Nowadays, the 56-year-old continues to make news—both as the subject of government scrutiny and as someone who encourages scrutiny of the government. With his politics and art so intertwined, Ai is nearly as well known to Westerners as his own Beijing neighbors.
Xu’s role as vice president of China’s Central Academy of Fine Arts, which hosted 15 Minutes Eternal in Beijing, also affords him recognition and prominence. Noted for his print making, calligraphy, and large-scale installations, the 58-year-old Xu also works with multiples and repetition. He creates arrangements, sequences, and series of what appear to be Chinese characters but are in fact the products of his own invented language. “His work is designed to challenge and change perceptions,” Shiner says.
In a 2007 interview with Brooklyn Rail, Xu professed that “Andy Warhol learned a lot from Mao Tse Tung. Compare Mao’s pop culture to Andy Warhol’s pop culture,” he said. “If you had the experience of the Cultural Revolution in China you can understand authentic pop culture. Everybody had to read the same book and do the same thing. If you look at the Andy Warhol photo where he is standing in front of big portrait of Mao in Tiananmen Square, then you can understand how Andy Warhol’s art works with Mao’s ideas about the masses, the people, and pop culture.”
Despite these strong influences on Chinese artists, the average Chinese citizen had yet to be formally introduced to the King of Pop art, until now. That’s not to say Warhol’s works—particularly his celebrity portraits—aren’t familiar. It’s just that the artist behind them had long remained an unknown entity to most Chinese.
Warhol would probably appreciate that fact. During his one and only trip to mainland China in 1982, his friend and photographer Christopher Makos, who accompanied him, recalls that Warhol enjoyed the anonymity. Not surprisingly, he also felt a kinship to the uniformity—most evident in the unflattering Mao suits—that prevailed.
As tourists, Warhol and Makos visited the Great Wall, Tiananmen Square and, of course, posed in front of the famous Mao portrait.

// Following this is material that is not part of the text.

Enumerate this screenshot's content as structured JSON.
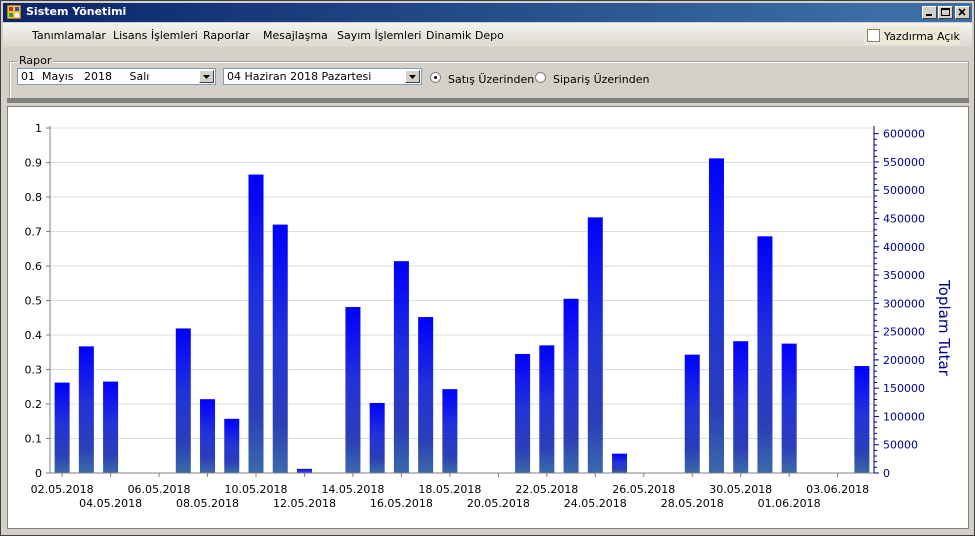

Warhol and Mao did share a unique history. In 1972, as the chairman prepared for President Richard Nixon’s landmark visit, Mao was headline news. For Warhol, that translated to a celebrity status rivaling Elizabeth Taylor’s or Jackie O’s. So Mao got the Warhol star treatment, perhaps to his subject’s and his subject’s subjects’ chagrin.
“Warhol used an incredibly bright color palette for the Mao portraits, and in some cases put lipstick on him,” Shiner says. “But he wasn’t making fun of Mao or turning him into a drag queen.”
Still, old feelings and misperceptions die hard. As a result, the portraits were a no-show in Shanghai and Beijing. “In an ideal world,” Shiner says, “I would have loved to have seen them there. But we had to be very aware of social mores. We didn’t want to put anyone’s job at risk.
“I know it will happen one day,” he adds. “We’re just starting the conversation.”
To Makos, the conversation surrounding 15 Minutes Eternal was spectacular. “I’ve seen a lot of Andy exhibits, but this time I saw something new. I came away feeling a little like Alice in Wonderland falling into this different world. I think the Chinese are eager to be a part of that world.”
According to Shiner, “So much of China’s perception of the United States is based on consumer culture, brands, and lifestyle. But it’s a very surface understanding. Andy looked at what lies beneath.”
To date, the show has been well received and Warhol is once again a media sensation, even breaking attendance records at the Power Station of Art in Shanghai.
“It’s always going on with Andy,” says Makos. “He’s completely present to me and I think the Chinese are eager to be a part of the scene because they couldn’t participate at the time. There is such a deep well of curiosity there.”